One of Ford’s top-of-the-line engines in 1971 was the 429 Cobra Jet, a version of the Ford 385 engine (named for the 3.85″ crankshaft stroke). The Ford 385 was offered as a 429 ci or a 460 ci for most production cars, with additional options for trucks and utility vehicles. The engine in Gator’s Custom 500, the 429 Police Interceptor, was a slightly enhanced version of the 429 Cobra Jet with 11-1 compression. It was rated at 375 horsepower and accompanied a Holley 4-barrel carburetor. With an engine like that, averaging less than 9 mpg, the 1971 Ford Custom 500 could pass anything… except a gas station.
1971 Ford Custom 500
Body Style: 4-door sedan
Engine: 429 cu. in. (7.0 L) Ford 385 V8 “Police Interceptor” with a Holley 4-barrel carburetor
Power: 375 bhp (279 kW)
Transmission: 4-speed manual
Wheelbase: 121 inches (2700 mm)
Length: 216.2 inches (4660 mm)
Width: 79.2 inches (1800 mm)

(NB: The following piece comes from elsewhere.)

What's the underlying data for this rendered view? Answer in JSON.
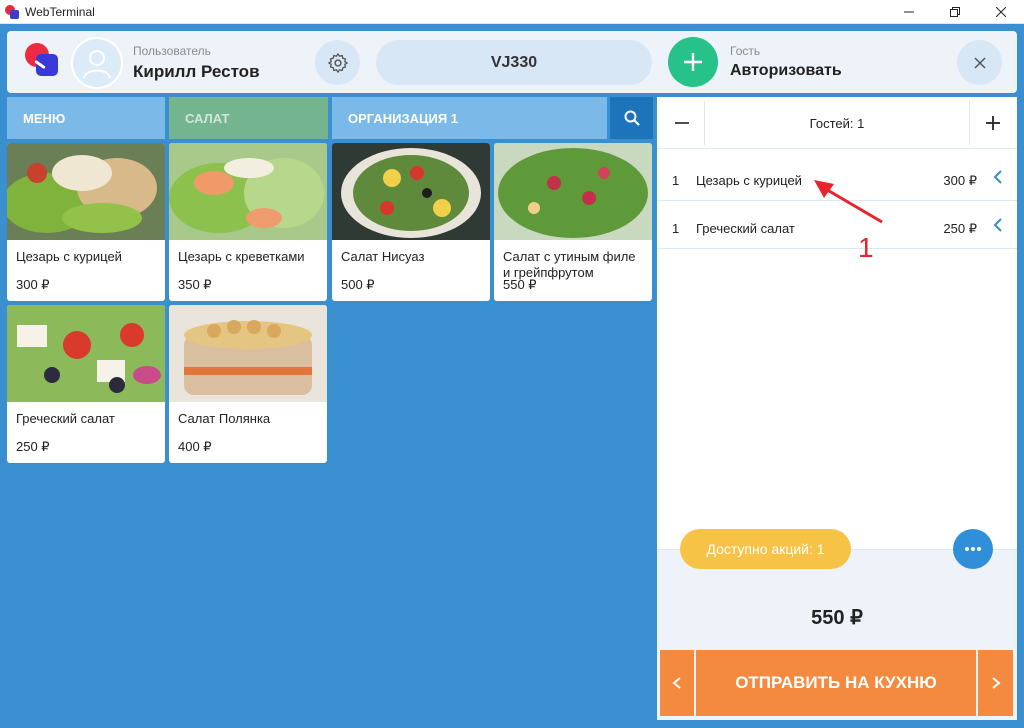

Interestingly, a 1971 Custom 500 was also chosen in an early episode of The Dukes of Hazzard (Episode 5, “High Octane”) as Uncle Jesse’s old moonshine runner. He fuels the car on the Dukes’ trademark whiskey and runs until he is out of gas to avoid revenue agents.
Music to Drive By
While the film’s theme song is perfect for the eerie opening, it doesn’t do much for fast driving through the dirty back roads of Arkansas. Tarantino liked it enough to use it in Inglourious Basterds though, and that film’s soundtrack is now one of the few places it can be heard.
Instead, this would be the time to listen to great tracks from the Outlaw Country movement of the ’70s, particularly led by Waylon Jennings, Johnny Cash, Merle Haggard, Willie Nelson, and David Allen Coe. Musicians like those guys felt country was getting too soft and wanted to bring back the authentic outlaw sound of Hank Williams and Jimmie Rodgers.
Of course, another option would be to download Jerry Reed, a friend of Burt’s who later starred with him (in Smokey and the Bandit) and against him (in Gator), who provided plenty of music for these Southern flicks of the ’70s.
For the best of both worlds, Jerry Reed’s “Mule Skinner Blues (Blue Yodel #5)” can be found below from his 1970 album Georgia Sunshine. The song was originally recorded in 1929 by Jimmie Rodgers, the “Singing Brakeman”, himself.
Do Yourself a Favor and…
Buy the movie. To make Sterling Archer proud, you should probably pick up the sequel, Gator, as well, although Archer and I have differing views on which is the better film.
The film is full of one-liners (“You two are more fun than going to an all-night dentist”), but Burt’s exchange with Ned Beatty as the corrupt Sheriff Connors tops the list.
Gator: Only two things in the world I’m scared of.
Connors: Only scared of two things, what’s that?
Gator: Women and the police.